Nutritional care, let’s face it, is less noticeable and slower to appear than the results of external care, however both are very important to your horse.  But we can all agree that for overall hoof care, having a good farrier and veterinarian is critical to the success of your horse management and both these professionals should be selected carefully.

So, how does the hoof fit into the nutritional needs of your horse.  The dermal tissue, the larges organ of your horse, consists of the hooves, skin, hair follicles, sweat glands, oil glands and related structures.  Because all these share a common nutritional need and utilization, it is impossible to nutritionally improve the condition of your horse’s hooves without improving his mane, tail and coat.

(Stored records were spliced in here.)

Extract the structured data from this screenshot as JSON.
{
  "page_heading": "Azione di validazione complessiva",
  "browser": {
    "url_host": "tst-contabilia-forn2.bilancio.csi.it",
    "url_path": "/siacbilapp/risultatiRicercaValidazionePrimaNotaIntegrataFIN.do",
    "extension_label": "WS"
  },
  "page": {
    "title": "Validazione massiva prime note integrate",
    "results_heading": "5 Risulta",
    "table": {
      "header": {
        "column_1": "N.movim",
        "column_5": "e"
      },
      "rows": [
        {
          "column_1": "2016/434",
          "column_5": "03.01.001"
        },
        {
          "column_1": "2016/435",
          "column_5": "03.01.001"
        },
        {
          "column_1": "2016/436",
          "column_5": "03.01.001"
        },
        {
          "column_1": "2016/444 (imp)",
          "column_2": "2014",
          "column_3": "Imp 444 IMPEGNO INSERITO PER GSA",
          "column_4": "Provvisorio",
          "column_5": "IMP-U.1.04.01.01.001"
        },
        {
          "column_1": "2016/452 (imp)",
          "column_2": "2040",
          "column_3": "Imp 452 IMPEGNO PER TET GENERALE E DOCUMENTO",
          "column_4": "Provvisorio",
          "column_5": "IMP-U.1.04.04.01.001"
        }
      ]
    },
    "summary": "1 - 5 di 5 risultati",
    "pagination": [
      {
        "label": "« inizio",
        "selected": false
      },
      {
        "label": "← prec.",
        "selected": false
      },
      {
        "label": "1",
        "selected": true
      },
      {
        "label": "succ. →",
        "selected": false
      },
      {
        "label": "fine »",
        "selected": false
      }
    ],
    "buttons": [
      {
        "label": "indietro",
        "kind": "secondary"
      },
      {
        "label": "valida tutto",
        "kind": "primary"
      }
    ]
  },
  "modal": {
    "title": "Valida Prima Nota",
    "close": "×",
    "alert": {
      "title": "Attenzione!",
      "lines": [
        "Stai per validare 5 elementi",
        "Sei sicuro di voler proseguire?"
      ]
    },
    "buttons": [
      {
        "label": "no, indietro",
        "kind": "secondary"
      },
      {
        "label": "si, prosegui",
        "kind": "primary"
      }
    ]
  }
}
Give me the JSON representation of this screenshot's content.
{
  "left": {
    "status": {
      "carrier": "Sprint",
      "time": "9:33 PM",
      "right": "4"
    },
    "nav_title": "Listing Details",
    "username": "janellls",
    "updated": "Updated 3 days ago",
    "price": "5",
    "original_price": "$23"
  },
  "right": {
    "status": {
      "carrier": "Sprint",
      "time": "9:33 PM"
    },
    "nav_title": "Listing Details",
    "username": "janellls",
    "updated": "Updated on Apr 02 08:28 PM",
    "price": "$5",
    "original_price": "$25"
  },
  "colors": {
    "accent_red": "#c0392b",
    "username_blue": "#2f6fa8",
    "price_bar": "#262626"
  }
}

However, what sets hooves apart?   What makes them more vulnerable than the other dermal structures.  The answer is their function.  Since they show weakness more quickly than the other dermal structure, which is due to their location and function, the hooves also serve as a highly reliable indicator of your horse’s overall dermal health.

Every horse is an individual and the hoof also reflects that fact.  Environment, genetics and discipline affect your horse’s body and the level of care that is needed.  You can have two horses, in the same barn, with the same diet, competing in the same discipline, with the same farrier and yet, one horse can have healthy feet and the other can barely hold shoes on for a week at a time.  Even though the diet is the same, the culprit in this instance is nutrition.  Why, because even though similar horses can have similar environment they have many genetic differences and let’s face it, genetic makeup plays a huge role in how nutrients are absorbed and utilized.

Nutritional problems solving, at best, is very difficult and when a horse has poor feet due to dietary factors, determining the exact cause is especially difficult.  However, you can assume that he’s not receiving the correct nutrients; or, not absorbing them effectively; or, something is interfering with his nutrient utilization, more than likely another dietary factor.

What external hoof care is needed for your horse? According to Frank Gravlee, DVM, MS, CNS of Life Data Lab research, hoof trimming or shoeing should be performed as recommended by your farrier.  As a general rule of thumb, no horse should be trimmed beyond eight weeks.  With excessive untrimmed growth, hoof balance alters dramatically affecting stride, comfort and performance of your horse.

Stabled horses should be kept in clean, dry bedding.  Ammonia from equine waste is extremely destructive to hooves.

Wet-dry-wed-dry-wet-dry-wet-dry…this cycle is very though on hooves and is impossible to control as the weather conditions change your horse’s pasture from mud to desert to mud again.  What to do?  Keep moisture changes to a minimum and consider using a topical application that seals in the correct amount of moisture but yet allows oxygen to pass through.

Cleaning your horse’s hooves should be done daily, especially before riding.  If you’re not cleaning your horse’s feet daily, you may not notice when a problem develops until he’s lame.

If you detect a rotting smell as you clean, more than likely your horse probably has thrush.  The thrush bacteria are opportunistic multiplying in the absence of oxygen and presence of waste.  Don’t use copper sulphate, iodine, or a bleach solution as these are highly damaging to the hoof.  Instead, use povidone, an organic iodine.  Severe cases of thrush should always be attended by your veterinarian or farrier.

Happy New Year

From our barn to yours, may 2014 be filled with Happiness, Prosperity and Nickers!